The coin cell was assembled inside the glove box. The PP gaskets were pushed into the top cap. A first carbon electrode disk was placed in the coin cell case and four drops of electrolyte were added using a plastic pipette. Two layers of the NW-3 disks were then placed on top of the wet electrode, followed by a second carbon electrode. Four drops of the electrolyte were added to the second electrode. A spacer disk was placed on the second carbon electrode followed by the wave spring and gasketed cap. The thus assembled coin cell was crimped using an automated coin cell crimper (Hohsen Corporation, Model No HSACC-D2032). Excess electrolyte was wiped off the exterior of the coin cell, and the cell was removed from the glove box for further conditioning and electrochemical testing.

Cell Testing

The 2032 coin cell electronic double layer capacitors are tested by cycling them between 1.0 V and 2.5V at 10 mA current for 5 cycles. All the cycling tests (constant current charging at 10 mA followed by constant current discharging at 10 mA, separated by 15 minute rest steps) were done using a Maccor 32 channel cycler (model 4000). The charge and discharge capacitance for cycle number 4 and 5 are shown in Table 16.

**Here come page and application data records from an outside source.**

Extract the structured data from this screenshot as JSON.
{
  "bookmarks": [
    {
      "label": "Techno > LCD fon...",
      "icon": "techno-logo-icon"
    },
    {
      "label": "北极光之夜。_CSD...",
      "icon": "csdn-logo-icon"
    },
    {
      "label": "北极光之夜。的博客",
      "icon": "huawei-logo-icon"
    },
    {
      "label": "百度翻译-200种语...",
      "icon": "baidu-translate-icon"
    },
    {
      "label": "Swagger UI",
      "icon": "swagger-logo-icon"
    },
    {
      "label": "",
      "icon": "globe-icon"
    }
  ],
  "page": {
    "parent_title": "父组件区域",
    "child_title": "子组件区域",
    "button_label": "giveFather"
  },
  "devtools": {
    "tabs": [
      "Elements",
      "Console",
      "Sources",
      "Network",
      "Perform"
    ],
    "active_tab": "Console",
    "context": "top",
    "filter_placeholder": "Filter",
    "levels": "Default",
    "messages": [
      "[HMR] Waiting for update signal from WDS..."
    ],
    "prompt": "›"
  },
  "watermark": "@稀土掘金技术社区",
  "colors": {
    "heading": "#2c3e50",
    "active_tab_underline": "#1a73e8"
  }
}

TABLE 16
CycleCharge CapacitanceDischarge Capacitance
Number(F.)(F.)
Four2.6052.573
Five2.7602.570